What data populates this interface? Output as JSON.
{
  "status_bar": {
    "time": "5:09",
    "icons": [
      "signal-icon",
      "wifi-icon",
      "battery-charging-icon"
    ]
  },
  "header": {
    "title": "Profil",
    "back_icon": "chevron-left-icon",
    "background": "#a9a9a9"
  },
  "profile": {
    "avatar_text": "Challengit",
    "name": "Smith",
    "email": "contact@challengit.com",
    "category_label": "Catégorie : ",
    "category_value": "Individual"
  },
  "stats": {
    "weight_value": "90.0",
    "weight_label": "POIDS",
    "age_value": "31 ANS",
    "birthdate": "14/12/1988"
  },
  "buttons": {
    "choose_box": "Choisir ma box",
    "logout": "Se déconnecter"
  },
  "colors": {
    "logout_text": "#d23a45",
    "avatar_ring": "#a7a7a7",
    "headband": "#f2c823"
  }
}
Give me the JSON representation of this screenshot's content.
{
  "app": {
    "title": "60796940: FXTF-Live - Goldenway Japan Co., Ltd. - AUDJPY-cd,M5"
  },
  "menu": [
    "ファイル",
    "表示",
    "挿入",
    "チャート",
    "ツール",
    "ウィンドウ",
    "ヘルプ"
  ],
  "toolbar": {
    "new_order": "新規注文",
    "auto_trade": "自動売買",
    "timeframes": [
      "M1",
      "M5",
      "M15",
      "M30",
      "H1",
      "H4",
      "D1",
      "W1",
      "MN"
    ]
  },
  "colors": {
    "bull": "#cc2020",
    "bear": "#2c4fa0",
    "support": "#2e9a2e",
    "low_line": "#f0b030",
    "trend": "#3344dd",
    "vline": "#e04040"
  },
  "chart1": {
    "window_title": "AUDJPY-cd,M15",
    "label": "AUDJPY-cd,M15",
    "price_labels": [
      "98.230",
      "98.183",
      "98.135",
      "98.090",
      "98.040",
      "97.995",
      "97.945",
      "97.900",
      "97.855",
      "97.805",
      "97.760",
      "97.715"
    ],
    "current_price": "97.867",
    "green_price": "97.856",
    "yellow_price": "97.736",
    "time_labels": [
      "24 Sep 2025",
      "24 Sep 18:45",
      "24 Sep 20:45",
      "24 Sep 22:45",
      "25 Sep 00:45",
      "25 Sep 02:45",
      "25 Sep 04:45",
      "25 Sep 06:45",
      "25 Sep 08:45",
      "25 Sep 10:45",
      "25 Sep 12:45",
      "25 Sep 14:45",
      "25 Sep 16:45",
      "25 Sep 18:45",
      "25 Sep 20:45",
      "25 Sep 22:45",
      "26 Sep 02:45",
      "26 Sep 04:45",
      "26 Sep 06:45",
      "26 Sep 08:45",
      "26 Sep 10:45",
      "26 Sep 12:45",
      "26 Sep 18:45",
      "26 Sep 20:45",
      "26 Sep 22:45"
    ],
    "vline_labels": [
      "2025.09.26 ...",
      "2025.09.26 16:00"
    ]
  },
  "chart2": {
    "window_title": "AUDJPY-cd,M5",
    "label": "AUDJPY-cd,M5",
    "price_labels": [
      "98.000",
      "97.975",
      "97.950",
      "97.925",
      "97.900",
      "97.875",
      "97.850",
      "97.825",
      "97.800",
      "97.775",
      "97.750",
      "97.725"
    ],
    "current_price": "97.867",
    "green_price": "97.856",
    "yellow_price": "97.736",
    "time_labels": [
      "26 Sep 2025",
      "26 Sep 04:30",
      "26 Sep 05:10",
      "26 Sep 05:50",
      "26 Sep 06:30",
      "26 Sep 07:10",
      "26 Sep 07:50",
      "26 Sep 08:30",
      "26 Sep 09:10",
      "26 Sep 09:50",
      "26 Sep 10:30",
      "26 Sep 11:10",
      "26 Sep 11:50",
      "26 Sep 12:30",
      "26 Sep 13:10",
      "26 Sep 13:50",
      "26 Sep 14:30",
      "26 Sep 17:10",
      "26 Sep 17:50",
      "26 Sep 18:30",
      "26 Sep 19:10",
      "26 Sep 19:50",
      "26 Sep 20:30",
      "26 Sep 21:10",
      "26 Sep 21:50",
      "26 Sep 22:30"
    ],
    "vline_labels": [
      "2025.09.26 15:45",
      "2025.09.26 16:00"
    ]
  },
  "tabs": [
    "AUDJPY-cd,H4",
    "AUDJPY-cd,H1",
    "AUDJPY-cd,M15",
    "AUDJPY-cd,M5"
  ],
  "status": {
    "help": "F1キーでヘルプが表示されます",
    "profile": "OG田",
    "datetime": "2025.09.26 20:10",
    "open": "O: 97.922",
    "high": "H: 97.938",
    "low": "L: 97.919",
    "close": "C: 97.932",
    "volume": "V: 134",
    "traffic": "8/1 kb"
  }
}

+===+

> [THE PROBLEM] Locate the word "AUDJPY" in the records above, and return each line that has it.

> [ANSWER SECTION]
    "title": "60796940: FXTF-Live - Goldenway Japan Co., Ltd. - AUDJPY-cd,M5"
    "window_title": "AUDJPY-cd,M15",
    "label": "AUDJPY-cd,M15",
    "window_title": "AUDJPY-cd,M5",
    "label": "AUDJPY-cd,M5",
    "AUDJPY-cd,H4",
    "AUDJPY-cd,H1",
    "AUDJPY-cd,M15",
    "AUDJPY-cd,M5"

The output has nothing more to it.